It’s understandable if you didn’t know that Philadelphia Eagles running back Bryce Brown was the No. 1 high school recruit in 2009. Frequently compared to Barry Sanders, he was ranked ahead of both Matt Barkley and Trent Richardson. In 2009, every college football team wanted Brown. In 2012, no professional football team wanted him.
What happened? He committed to Tennessee where he rushed for 460 yards as a true freshman. But inevitably, Brown could not live up to the lofty expectations that he set in high school. Never fashioning himself as a true “student-athlete,” his college career never got off the ground. He transferred to Kansas State where sat out his sophomore year and then ran the ball just three times for 13 yards in his final college season. His 13 total college games were just enough to qualify for the NFL Draft. Without a robust collegiate resume, he was selected by the Eagles in the seventh round of the 2012 draft as a developmental back.

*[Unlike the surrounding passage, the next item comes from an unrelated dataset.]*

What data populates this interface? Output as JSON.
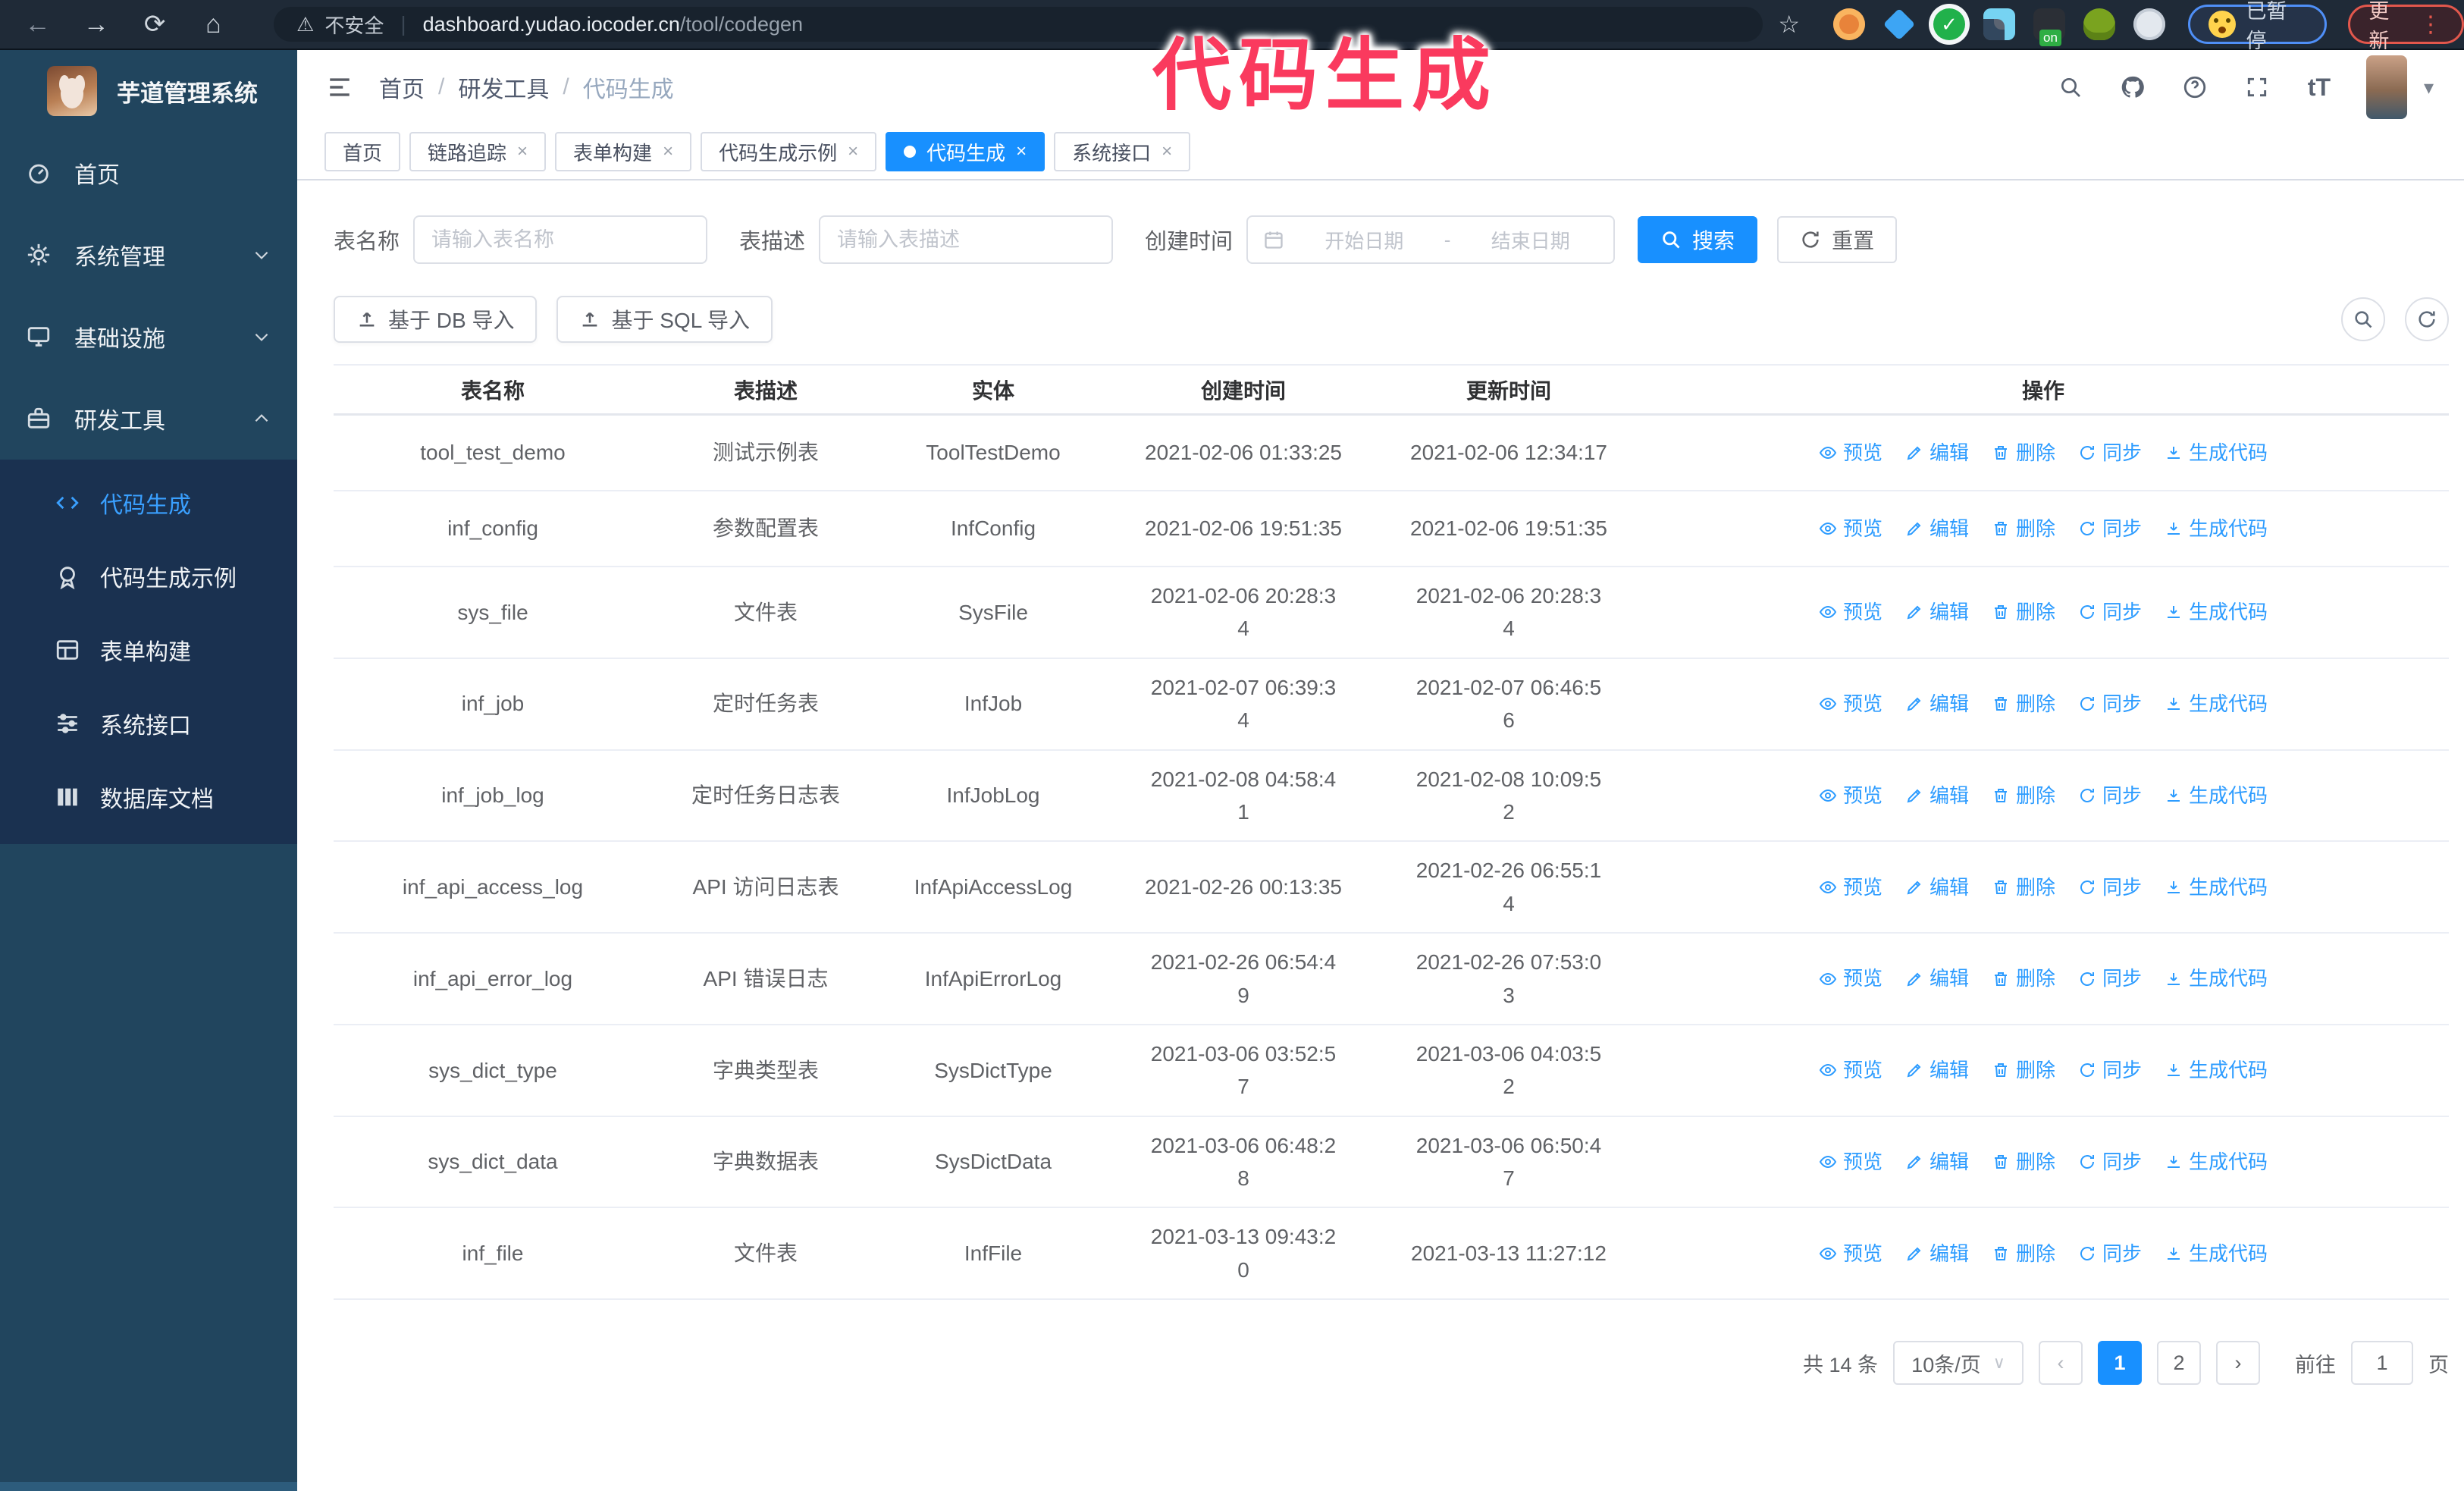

Brown arrived in Philadelphia more game-ready than would be expected from such an inexperienced running back. While Brown seemed to lack ambition at the college level, he showed the Eagles that he desperately wants to be great at the pro level. His effort on the field has never been questioned since arriving in the NFL, and he has diligently worked to fix the flaws in his technique. Other than his well-documented ball security issues, his passion, work ethic and overall athleticism convinced Eagles coaches to pencil him in as the team’s No. 2 running back in 2012.
Brown does indeed have some Barry Sanders in his game. He possesses a very rare combination of second-level speed, strength, balance and lateral agility that comes along once every five years. His natural ability simply cannot be coached, and his ceiling is as high as any running back in the league. Brown’s speed is truly uncommon for a man of his size. Here is a list of NFL running backs who weigh more than 215-pounds and have run a sub-4.5 40 yard dash:
Darren McFadden, 218-pounds, 4.33-40 time
Knile Davis, 227-pounds, 4.37
Adrian Peterson, 217-pounds, 4.40
Lamar Miller, 216-pounds, 4.40
DeMarco Murray, 219-pounds, 4.41
Ben Tate, 217-pounds, 4.43
Ryan Mathews, 220-pounds, 4.45
Rashard Mendenhall, 225-pounds, 4.45
Matt Forte, 218-pounds, 4.46
Marshawn Lynch, 215-pounds, 4.46
Bryce Brown, 223-pounds, 4.48
Jonathan Stewart, 235-pounds, 4.48
Andre Brown, 227-pounds, 4.49
Bernard Pierce, 218-pounds, 4.49
Clearly, few running backs possess Brown’s combination of speed and size, and even fewer are capable of ripping off the impressive runs that Brown did in his first 190 carries.
The primary criticism of Brown is a maddening propensity to bounce runs to the outside. This resulted in 15 carries for a loss out of 75 attempts. Losing yardage 20 percent of the time is an incredibly high ratio. This criticism resonates particularly well, because at 223-pounds, Brown has the strength and power to effectively run between the tackles. However, Brown’s run-bouncing is likely a function of his youth and inexperience. As an aggressive running back who is still learning the nuances of the position, it is understandable that he would want to hit a home run on every carry. It is also comforting to know that none other than Barry Sanders holds the NFL record for negative yardage. His 336 carries for minus-952 yards is a record that may never be broken.
Brown has the potential to become a violent downhill finisher who can catch defenders off-guard on any play with his breakaway speed – a truly terrifying weapon for opposing teams to defend. Though he remains parked behind LeSean McCoy on the depth chart, Brown is on the verge of being transformed from a developmental running back into one of the league’s most vicious combinations of speed and power.